[Exercise instructions] From the first record below to the last, retype each one exactly.

[Records for this task]

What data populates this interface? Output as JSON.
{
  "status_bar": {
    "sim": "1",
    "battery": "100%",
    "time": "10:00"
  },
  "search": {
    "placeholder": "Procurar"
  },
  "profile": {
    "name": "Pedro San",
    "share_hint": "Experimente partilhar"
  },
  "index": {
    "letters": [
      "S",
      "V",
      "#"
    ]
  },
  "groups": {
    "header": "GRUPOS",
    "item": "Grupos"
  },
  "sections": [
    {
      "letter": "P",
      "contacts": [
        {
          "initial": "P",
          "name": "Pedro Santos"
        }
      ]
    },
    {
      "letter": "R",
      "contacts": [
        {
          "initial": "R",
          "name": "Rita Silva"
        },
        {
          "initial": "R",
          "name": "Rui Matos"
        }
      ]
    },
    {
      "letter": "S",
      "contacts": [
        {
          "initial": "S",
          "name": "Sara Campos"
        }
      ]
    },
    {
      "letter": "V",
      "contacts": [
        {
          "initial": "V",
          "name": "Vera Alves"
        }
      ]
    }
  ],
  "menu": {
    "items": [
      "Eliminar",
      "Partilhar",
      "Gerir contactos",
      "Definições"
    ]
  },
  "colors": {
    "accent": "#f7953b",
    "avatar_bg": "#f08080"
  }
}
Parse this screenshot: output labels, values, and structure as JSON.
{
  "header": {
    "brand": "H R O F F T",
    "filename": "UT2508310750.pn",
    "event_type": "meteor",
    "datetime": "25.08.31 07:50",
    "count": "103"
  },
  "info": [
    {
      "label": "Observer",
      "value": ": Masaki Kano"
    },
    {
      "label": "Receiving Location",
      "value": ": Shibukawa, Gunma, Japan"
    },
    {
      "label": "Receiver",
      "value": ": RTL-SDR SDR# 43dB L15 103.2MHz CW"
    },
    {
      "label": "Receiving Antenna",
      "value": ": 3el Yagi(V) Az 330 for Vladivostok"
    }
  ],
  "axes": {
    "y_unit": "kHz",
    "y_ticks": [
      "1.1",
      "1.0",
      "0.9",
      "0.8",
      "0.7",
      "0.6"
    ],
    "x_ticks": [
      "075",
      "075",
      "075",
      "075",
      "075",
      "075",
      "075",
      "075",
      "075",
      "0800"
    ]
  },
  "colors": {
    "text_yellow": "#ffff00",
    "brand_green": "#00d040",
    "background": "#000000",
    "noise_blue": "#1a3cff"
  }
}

[Solved exercise]
What data populates this interface? Output as JSON.
{
  "status_bar": {
    "sim": "1",
    "battery": "100%",
    "time": "10:00"
  },
  "search": {
    "placeholder": "Procurar"
  },
  "profile": {
    "name": "Pedro San",
    "share_hint": "Experimente partilhar"
  },
  "index": {
    "letters": [
      "S",
      "V",
      "#"
    ]
  },
  "groups": {
    "header": "GRUPOS",
    "item": "Grupos"
  },
  "sections": [
    {
      "letter": "P",
      "contacts": [
        {
          "initial": "P",
          "name": "Pedro Santos"
        }
      ]
    },
    {
      "letter": "R",
      "contacts": [
        {
          "initial": "R",
          "name": "Rita Silva"
        },
        {
          "initial": "R",
          "name": "Rui Matos"
        }
      ]
    },
    {
      "letter": "S",
      "contacts": [
        {
          "initial": "S",
          "name": "Sara Campos"
        }
      ]
    },
    {
      "letter": "V",
      "contacts": [
        {
          "initial": "V",
          "name": "Vera Alves"
        }
      ]
    }
  ],
  "menu": {
    "items": [
      "Eliminar",
      "Partilhar",
      "Gerir contactos",
      "Definições"
    ]
  },
  "colors": {
    "accent": "#f7953b",
    "avatar_bg": "#f08080"
  }
}
Parse this screenshot: output labels, values, and structure as JSON.
{
  "header": {
    "brand": "H R O F F T",
    "filename": "UT2508310750.pn",
    "event_type": "meteor",
    "datetime": "25.08.31 07:50",
    "count": "103"
  },
  "info": [
    {
      "label": "Observer",
      "value": ": Masaki Kano"
    },
    {
      "label": "Receiving Location",
      "value": ": Shibukawa, Gunma, Japan"
    },
    {
      "label": "Receiver",
      "value": ": RTL-SDR SDR# 43dB L15 103.2MHz CW"
    },
    {
      "label": "Receiving Antenna",
      "value": ": 3el Yagi(V) Az 330 for Vladivostok"
    }
  ],
  "axes": {
    "y_unit": "kHz",
    "y_ticks": [
      "1.1",
      "1.0",
      "0.9",
      "0.8",
      "0.7",
      "0.6"
    ],
    "x_ticks": [
      "075",
      "075",
      "075",
      "075",
      "075",
      "075",
      "075",
      "075",
      "075",
      "0800"
    ]
  },
  "colors": {
    "text_yellow": "#ffff00",
    "brand_green": "#00d040",
    "background": "#000000",
    "noise_blue": "#1a3cff"
  }
}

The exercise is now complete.